Search the records for the string "JSON". Copy each line where it occurs.

Records drawn from a dataset:
************

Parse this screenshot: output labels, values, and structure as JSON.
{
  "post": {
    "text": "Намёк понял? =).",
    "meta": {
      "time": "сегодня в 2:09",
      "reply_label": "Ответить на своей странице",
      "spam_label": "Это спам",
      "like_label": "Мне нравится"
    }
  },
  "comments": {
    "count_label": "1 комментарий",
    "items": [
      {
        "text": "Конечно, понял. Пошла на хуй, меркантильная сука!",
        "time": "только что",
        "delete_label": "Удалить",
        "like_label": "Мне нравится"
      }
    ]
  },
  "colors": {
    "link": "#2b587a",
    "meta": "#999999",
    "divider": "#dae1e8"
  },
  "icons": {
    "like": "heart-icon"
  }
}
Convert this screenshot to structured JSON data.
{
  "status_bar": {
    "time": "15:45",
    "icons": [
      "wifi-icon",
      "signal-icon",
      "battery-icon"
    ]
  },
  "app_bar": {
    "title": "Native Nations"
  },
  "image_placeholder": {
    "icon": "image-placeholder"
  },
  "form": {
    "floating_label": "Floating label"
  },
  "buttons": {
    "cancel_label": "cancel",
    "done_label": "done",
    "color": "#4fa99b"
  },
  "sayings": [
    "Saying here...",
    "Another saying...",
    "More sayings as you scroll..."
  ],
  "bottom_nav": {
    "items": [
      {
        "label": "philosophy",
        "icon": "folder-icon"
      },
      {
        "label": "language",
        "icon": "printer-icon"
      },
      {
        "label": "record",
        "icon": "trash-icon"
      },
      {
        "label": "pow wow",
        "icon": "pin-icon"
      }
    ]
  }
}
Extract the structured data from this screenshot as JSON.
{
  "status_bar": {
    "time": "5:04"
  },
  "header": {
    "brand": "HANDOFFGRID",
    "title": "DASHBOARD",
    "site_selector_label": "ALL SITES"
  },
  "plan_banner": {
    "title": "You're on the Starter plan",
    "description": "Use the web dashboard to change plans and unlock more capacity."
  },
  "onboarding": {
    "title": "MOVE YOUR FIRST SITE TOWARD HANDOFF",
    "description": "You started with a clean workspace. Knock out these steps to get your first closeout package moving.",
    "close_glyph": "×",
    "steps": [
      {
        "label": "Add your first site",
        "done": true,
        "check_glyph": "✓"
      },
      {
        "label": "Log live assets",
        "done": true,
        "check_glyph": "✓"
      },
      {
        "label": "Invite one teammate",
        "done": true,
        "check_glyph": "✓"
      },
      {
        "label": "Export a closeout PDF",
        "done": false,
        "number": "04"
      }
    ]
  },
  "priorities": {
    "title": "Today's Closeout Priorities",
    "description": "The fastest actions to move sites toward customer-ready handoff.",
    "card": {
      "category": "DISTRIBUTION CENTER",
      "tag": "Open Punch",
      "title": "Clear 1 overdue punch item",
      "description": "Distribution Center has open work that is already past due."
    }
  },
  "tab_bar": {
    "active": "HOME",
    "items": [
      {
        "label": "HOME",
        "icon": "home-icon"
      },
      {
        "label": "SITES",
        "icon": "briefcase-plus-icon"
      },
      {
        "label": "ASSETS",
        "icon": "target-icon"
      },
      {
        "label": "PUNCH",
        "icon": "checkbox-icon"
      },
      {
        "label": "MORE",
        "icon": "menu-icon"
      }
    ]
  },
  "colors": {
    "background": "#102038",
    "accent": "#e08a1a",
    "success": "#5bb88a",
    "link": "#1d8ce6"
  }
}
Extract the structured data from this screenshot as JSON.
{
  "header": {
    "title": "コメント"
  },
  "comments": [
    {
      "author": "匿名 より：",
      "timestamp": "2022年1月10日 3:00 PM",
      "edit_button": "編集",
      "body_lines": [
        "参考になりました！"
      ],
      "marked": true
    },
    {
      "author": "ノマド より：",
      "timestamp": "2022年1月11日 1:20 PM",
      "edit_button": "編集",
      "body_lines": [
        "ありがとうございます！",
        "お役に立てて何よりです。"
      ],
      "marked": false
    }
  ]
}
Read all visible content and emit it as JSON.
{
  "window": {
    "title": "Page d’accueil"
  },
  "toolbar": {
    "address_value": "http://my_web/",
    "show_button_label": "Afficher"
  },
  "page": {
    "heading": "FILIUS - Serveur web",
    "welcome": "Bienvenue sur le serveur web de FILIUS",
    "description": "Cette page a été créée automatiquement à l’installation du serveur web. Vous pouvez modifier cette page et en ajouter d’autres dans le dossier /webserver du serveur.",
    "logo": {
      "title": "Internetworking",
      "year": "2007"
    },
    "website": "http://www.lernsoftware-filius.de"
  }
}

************

* **Response to the exercise**:
Parse this screenshot: output labels, values, and structure as JSON.
Convert this screenshot to structured JSON data.
Extract the structured data from this screenshot as JSON.
Extract the structured data from this screenshot as JSON.
Read all visible content and emit it as JSON.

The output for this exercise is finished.